### Problem statement
Filter the entries below down to the lines that hold "JSON".
========================================================================
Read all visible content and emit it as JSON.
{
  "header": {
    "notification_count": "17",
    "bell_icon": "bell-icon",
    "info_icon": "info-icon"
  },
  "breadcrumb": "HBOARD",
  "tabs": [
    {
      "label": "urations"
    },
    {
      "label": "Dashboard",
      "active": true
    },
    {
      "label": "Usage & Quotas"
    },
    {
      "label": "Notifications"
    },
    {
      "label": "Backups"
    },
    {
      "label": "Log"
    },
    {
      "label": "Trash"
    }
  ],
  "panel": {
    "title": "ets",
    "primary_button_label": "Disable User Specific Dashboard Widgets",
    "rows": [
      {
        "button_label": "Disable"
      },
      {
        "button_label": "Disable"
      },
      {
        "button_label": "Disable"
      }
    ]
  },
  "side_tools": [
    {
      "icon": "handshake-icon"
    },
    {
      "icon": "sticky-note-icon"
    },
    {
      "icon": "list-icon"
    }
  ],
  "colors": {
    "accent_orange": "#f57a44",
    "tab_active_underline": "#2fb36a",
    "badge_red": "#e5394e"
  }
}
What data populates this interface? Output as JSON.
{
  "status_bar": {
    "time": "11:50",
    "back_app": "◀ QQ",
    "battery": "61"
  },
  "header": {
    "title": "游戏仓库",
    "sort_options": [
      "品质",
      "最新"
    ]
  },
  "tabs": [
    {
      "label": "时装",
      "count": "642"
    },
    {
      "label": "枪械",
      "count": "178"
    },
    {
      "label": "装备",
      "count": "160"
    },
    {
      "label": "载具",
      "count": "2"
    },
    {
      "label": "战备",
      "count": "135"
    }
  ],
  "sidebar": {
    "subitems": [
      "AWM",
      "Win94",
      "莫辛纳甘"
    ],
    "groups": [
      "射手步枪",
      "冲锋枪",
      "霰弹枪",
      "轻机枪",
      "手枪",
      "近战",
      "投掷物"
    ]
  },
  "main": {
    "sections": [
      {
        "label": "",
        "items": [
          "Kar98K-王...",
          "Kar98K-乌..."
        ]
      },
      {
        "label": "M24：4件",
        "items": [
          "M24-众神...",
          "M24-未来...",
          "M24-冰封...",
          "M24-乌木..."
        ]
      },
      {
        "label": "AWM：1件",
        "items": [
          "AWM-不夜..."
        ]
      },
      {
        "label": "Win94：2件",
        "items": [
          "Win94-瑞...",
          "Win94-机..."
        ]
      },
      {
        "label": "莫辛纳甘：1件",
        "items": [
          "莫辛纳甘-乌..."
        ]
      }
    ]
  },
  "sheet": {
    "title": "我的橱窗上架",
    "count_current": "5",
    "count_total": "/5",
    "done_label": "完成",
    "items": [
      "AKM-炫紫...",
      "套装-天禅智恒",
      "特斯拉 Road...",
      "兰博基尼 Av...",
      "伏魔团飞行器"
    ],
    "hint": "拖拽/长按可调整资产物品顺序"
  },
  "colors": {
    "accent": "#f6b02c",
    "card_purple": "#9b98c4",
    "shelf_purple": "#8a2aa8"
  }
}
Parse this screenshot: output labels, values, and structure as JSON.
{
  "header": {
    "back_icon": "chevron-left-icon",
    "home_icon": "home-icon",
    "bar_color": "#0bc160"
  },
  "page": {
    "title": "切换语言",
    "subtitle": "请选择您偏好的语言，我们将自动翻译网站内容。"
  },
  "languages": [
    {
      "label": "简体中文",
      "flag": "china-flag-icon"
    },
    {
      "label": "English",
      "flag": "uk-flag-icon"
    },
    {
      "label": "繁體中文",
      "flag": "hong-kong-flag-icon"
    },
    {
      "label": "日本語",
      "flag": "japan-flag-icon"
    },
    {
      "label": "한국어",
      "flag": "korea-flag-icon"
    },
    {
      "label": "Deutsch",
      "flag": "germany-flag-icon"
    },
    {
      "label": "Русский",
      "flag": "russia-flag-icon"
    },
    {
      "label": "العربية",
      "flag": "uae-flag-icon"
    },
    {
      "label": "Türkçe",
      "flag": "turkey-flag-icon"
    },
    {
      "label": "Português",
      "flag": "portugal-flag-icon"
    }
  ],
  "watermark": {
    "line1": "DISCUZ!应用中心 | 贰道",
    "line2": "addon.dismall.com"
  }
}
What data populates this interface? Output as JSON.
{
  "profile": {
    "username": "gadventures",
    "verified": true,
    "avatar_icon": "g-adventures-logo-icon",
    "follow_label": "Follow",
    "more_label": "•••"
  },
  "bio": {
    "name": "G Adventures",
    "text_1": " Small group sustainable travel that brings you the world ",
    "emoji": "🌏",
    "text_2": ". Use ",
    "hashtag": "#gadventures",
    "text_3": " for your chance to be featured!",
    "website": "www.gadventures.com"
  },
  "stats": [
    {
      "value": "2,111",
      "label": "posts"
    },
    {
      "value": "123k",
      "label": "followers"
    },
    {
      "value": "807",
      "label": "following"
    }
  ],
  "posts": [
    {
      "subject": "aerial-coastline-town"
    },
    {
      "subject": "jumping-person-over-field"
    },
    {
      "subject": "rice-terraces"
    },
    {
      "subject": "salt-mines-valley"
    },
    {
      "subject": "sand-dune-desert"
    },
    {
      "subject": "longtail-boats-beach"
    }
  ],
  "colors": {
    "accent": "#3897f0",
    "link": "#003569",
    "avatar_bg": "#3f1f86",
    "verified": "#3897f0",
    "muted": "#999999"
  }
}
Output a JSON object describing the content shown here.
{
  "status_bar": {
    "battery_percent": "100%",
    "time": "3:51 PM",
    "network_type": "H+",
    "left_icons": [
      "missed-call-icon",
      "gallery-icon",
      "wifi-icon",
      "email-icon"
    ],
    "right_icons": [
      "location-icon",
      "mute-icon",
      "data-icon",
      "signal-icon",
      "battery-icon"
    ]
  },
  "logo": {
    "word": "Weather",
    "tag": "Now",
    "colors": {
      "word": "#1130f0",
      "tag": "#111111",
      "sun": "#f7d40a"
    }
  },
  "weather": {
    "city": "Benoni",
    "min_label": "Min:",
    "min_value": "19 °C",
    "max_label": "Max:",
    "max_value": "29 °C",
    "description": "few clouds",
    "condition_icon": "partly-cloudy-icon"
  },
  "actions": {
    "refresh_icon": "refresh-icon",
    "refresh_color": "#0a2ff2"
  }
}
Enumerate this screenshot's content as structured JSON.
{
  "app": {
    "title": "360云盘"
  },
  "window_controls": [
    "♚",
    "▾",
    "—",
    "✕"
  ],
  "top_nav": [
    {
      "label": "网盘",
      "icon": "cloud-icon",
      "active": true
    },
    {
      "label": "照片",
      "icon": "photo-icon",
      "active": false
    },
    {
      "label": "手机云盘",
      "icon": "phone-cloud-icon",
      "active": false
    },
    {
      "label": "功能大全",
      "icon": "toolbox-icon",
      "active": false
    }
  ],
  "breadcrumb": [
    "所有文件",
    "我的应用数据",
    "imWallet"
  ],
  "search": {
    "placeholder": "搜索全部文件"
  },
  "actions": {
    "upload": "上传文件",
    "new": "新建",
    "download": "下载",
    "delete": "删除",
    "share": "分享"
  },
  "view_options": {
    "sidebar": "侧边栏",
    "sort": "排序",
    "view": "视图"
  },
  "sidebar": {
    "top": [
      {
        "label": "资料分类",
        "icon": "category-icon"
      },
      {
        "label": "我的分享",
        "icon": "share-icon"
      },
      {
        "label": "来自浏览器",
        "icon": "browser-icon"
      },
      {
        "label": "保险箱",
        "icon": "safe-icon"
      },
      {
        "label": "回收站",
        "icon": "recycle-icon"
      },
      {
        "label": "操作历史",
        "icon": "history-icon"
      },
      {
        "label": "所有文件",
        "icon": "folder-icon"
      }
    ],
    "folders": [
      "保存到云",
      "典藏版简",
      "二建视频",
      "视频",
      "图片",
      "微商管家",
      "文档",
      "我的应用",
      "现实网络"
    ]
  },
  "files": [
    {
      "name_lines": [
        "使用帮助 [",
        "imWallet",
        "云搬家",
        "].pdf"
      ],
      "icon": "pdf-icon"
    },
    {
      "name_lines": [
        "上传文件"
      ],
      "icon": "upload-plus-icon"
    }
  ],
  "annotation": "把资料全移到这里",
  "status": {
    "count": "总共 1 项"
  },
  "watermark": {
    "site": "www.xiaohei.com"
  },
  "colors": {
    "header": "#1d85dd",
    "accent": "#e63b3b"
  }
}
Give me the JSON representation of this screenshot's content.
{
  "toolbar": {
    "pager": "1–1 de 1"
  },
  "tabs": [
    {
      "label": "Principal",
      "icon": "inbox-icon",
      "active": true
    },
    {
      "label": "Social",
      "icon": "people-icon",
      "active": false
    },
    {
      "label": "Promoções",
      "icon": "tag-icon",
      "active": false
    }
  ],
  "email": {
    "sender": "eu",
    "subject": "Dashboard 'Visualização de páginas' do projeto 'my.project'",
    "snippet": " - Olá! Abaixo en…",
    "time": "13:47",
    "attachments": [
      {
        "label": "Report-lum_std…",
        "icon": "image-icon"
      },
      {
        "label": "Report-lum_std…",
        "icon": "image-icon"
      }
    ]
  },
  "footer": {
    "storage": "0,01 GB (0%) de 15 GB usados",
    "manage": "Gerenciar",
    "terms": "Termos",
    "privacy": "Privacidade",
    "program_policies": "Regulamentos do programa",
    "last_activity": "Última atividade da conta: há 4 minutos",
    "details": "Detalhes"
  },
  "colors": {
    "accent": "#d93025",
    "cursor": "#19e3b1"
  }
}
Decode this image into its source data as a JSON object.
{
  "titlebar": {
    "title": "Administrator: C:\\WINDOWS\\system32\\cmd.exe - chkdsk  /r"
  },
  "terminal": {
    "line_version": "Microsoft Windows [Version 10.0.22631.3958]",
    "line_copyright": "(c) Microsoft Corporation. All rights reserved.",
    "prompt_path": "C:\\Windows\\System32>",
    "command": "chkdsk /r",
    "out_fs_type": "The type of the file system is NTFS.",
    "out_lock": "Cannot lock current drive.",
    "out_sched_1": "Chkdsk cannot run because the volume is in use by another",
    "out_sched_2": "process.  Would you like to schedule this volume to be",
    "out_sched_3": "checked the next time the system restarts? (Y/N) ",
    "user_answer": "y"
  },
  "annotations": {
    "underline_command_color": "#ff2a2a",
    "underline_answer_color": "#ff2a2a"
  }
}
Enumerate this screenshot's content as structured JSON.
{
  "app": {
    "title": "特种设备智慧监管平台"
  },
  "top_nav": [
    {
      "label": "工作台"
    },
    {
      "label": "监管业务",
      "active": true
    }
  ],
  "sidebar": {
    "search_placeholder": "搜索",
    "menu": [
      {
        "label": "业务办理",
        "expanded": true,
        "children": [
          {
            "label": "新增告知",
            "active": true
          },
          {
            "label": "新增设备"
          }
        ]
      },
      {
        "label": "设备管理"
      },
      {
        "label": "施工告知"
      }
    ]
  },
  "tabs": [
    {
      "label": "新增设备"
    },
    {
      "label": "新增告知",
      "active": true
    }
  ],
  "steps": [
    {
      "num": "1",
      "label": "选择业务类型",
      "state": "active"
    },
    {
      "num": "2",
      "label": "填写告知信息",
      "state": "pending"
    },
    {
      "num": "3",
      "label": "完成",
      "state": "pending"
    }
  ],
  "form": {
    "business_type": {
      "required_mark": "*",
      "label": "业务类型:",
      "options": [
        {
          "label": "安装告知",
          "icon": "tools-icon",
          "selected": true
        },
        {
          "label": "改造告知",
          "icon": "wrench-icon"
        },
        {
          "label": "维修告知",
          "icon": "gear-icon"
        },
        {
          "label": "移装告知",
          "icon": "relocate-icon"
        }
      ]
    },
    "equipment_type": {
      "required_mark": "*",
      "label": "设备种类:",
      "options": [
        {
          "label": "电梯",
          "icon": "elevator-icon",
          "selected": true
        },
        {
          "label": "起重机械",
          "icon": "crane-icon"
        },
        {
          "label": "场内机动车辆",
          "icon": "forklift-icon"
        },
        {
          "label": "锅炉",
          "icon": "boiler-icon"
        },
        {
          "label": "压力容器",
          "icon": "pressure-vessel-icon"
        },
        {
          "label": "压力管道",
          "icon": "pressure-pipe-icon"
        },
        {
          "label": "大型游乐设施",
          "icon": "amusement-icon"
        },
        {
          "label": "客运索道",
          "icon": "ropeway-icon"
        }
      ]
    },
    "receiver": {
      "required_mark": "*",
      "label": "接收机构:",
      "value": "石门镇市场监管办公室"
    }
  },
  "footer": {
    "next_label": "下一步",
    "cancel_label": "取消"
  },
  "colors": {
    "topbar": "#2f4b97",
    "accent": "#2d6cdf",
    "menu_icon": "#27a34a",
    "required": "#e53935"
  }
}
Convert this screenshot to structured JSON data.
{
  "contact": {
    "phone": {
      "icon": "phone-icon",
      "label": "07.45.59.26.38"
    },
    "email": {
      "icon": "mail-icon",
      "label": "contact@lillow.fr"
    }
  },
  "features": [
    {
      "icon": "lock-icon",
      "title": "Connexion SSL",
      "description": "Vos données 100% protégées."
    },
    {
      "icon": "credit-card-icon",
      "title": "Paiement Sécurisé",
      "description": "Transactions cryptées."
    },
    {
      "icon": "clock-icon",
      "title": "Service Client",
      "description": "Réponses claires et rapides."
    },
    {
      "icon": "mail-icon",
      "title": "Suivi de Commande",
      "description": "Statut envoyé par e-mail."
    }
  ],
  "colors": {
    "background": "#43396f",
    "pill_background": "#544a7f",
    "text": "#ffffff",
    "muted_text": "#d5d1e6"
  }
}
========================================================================
### Expected answer
Read all visible content and emit it as JSON.
What data populates this interface? Output as JSON.
Parse this screenshot: output labels, values, and structure as JSON.
What data populates this interface? Output as JSON.
Output a JSON object describing the content shown here.
Enumerate this screenshot's content as structured JSON.
Give me the JSON representation of this screenshot's content.
Decode this image into its source data as a JSON object.
Enumerate this screenshot's content as structured JSON.
Convert this screenshot to structured JSON data.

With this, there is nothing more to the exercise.